  • Taxus baccata (yew)
  • Sequoia sempervirens (coast redwood)
  • Sequoiadendron giganteum (giant redwood)
  • Taxodium distichum (swamp cypress – deciduous)ref
  • Thuja occidentalis (sometimes called White cedar)
  • Thujopsis dolabrata (a Japanese species similar to Thuja)

So actually there are quite a few!

Some studies have indicated that “cytokinin sprays on conifers growing in the field can
increase the number of visible axillary budsref and as a result this study concludes that “conifer leaf axils might not be as blank or empty, at least in recently initiated shoots, as they might appear to be. Cells in the leaf axils, while not forming buds, can maintain a meristematic potential and if they lose meristematic appearance, they may be
preferentially able to dedifferentiate into bud forming structures.”ref

In ginkosref, axillary buds are present in the nodes of long shoots only, and these trees can backbud – below is an example of a ginkgo at the Seattle Japanese Garden – you can see new leaves sprouting from the bark of a well-established tree (from the longest long-shoot of all – the trunk).

I’ve also spotted this tree around the corner from my house in London – it was quite tall with all the foliage at the top of the tree – when I saw it cut back so severely I was sure it would die.
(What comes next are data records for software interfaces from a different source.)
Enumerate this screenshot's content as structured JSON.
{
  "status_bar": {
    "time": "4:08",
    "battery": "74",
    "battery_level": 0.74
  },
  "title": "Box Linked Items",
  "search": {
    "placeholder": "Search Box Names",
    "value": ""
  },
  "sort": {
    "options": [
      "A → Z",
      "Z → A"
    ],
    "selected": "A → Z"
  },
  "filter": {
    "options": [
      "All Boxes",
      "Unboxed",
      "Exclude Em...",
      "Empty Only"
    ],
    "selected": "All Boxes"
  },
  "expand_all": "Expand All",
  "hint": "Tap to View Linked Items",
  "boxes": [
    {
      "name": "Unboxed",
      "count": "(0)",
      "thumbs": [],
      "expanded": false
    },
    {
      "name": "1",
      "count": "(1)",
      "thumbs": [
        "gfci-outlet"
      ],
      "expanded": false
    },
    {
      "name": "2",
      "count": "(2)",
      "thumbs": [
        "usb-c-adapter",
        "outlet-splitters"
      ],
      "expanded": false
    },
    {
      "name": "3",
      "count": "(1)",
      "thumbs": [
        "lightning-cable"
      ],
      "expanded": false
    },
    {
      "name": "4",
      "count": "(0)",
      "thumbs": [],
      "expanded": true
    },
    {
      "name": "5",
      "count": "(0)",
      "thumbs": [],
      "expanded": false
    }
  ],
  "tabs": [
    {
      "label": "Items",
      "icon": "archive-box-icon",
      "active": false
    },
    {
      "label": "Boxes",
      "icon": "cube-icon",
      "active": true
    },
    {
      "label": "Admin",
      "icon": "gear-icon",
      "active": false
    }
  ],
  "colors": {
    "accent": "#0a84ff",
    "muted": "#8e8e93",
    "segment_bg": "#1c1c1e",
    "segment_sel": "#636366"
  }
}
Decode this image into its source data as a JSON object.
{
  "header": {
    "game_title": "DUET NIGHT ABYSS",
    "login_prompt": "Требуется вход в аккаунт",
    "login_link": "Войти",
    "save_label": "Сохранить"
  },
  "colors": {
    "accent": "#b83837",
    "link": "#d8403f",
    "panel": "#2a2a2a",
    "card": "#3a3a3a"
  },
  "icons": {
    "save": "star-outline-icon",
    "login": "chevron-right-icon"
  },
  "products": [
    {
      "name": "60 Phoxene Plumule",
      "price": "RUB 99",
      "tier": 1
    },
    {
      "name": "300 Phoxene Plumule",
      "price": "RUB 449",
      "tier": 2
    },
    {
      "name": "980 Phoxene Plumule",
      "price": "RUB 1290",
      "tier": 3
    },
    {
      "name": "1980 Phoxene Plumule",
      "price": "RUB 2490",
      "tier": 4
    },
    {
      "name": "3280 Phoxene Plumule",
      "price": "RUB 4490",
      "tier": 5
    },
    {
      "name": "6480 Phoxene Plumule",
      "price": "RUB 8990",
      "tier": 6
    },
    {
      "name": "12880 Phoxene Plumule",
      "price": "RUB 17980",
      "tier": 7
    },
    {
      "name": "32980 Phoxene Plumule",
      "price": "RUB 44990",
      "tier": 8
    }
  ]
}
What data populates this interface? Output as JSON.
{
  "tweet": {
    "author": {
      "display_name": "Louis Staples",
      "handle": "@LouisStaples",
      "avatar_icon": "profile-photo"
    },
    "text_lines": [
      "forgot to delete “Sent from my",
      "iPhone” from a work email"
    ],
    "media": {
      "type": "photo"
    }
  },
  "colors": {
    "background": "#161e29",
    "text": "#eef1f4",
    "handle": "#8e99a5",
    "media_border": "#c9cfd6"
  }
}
There were only the tiniest of shoots here are there on the trunk. But in a matter of a few weeks it grew back profusely, which makes me think it must be a Thuja of some kind – perhaps Thuja occidentalis ‘Golden Smaragd’.

Finally another lovely example of conifer resprouting are the amazing dai sugi in Japan – these are Cryptomeria japonica which are cultivated for forestry purposes. The tree is encouraged into a multi-stem form with horizontal branches, which sprout new vertical stems. These are harvested over and over, and new stems grow. In this way the same tree has been used for forestry for hundreds of years without killing the tree. The technique is explained in Jake Hobson’s book Niwaki, which also includes a brilliant photo of bonsai dai sugi, which I think look bizarre but amazing. I have several Cryptomeria japonica at my allotment in the hope of creating something similar (although realistically the ones in this image are probably air-layered).